Goal of the exercise: Reproduce the entries exactly. Omit none of them.

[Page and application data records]
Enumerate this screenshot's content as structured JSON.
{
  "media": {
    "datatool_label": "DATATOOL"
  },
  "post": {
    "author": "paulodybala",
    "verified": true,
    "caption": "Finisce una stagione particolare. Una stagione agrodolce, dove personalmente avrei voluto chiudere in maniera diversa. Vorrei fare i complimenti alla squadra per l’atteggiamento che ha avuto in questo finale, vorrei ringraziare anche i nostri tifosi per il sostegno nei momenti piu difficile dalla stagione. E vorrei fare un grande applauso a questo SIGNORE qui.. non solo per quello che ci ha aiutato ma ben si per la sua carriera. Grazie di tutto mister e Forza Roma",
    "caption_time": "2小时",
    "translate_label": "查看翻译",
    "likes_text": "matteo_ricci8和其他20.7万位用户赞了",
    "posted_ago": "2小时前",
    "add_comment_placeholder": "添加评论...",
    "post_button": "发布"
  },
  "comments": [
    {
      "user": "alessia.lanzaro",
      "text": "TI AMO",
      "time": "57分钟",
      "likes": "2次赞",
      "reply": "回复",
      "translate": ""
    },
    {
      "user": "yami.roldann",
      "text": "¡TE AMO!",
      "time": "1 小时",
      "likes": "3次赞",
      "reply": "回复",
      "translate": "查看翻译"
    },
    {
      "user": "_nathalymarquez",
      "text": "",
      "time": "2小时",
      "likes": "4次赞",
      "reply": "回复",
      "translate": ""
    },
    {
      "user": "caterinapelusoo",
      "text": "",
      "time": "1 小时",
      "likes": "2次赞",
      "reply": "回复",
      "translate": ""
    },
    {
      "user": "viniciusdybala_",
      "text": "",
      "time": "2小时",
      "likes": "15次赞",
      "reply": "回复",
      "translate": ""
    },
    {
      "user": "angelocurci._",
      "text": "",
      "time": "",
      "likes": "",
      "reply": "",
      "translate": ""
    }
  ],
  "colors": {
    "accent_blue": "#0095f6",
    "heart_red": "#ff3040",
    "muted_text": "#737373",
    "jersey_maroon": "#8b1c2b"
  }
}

Solution to this problem:
Enumerate this screenshot's content as structured JSON.
{
  "media": {
    "datatool_label": "DATATOOL"
  },
  "post": {
    "author": "paulodybala",
    "verified": true,
    "caption": "Finisce una stagione particolare. Una stagione agrodolce, dove personalmente avrei voluto chiudere in maniera diversa. Vorrei fare i complimenti alla squadra per l’atteggiamento che ha avuto in questo finale, vorrei ringraziare anche i nostri tifosi per il sostegno nei momenti piu difficile dalla stagione. E vorrei fare un grande applauso a questo SIGNORE qui.. non solo per quello che ci ha aiutato ma ben si per la sua carriera. Grazie di tutto mister e Forza Roma",
    "caption_time": "2小时",
    "translate_label": "查看翻译",
    "likes_text": "matteo_ricci8和其他20.7万位用户赞了",
    "posted_ago": "2小时前",
    "add_comment_placeholder": "添加评论...",
    "post_button": "发布"
  },
  "comments": [
    {
      "user": "alessia.lanzaro",
      "text": "TI AMO",
      "time": "57分钟",
      "likes": "2次赞",
      "reply": "回复",
      "translate": ""
    },
    {
      "user": "yami.roldann",
      "text": "¡TE AMO!",
      "time": "1 小时",
      "likes": "3次赞",
      "reply": "回复",
      "translate": "查看翻译"
    },
    {
      "user": "_nathalymarquez",
      "text": "",
      "time": "2小时",
      "likes": "4次赞",
      "reply": "回复",
      "translate": ""
    },
    {
      "user": "caterinapelusoo",
      "text": "",
      "time": "1 小时",
      "likes": "2次赞",
      "reply": "回复",
      "translate": ""
    },
    {
      "user": "viniciusdybala_",
      "text": "",
      "time": "2小时",
      "likes": "15次赞",
      "reply": "回复",
      "translate": ""
    },
    {
      "user": "angelocurci._",
      "text": "",
      "time": "",
      "likes": "",
      "reply": "",
      "translate": ""
    }
  ],
  "colors": {
    "accent_blue": "#0095f6",
    "heart_red": "#ff3040",
    "muted_text": "#737373",
    "jersey_maroon": "#8b1c2b"
  }
}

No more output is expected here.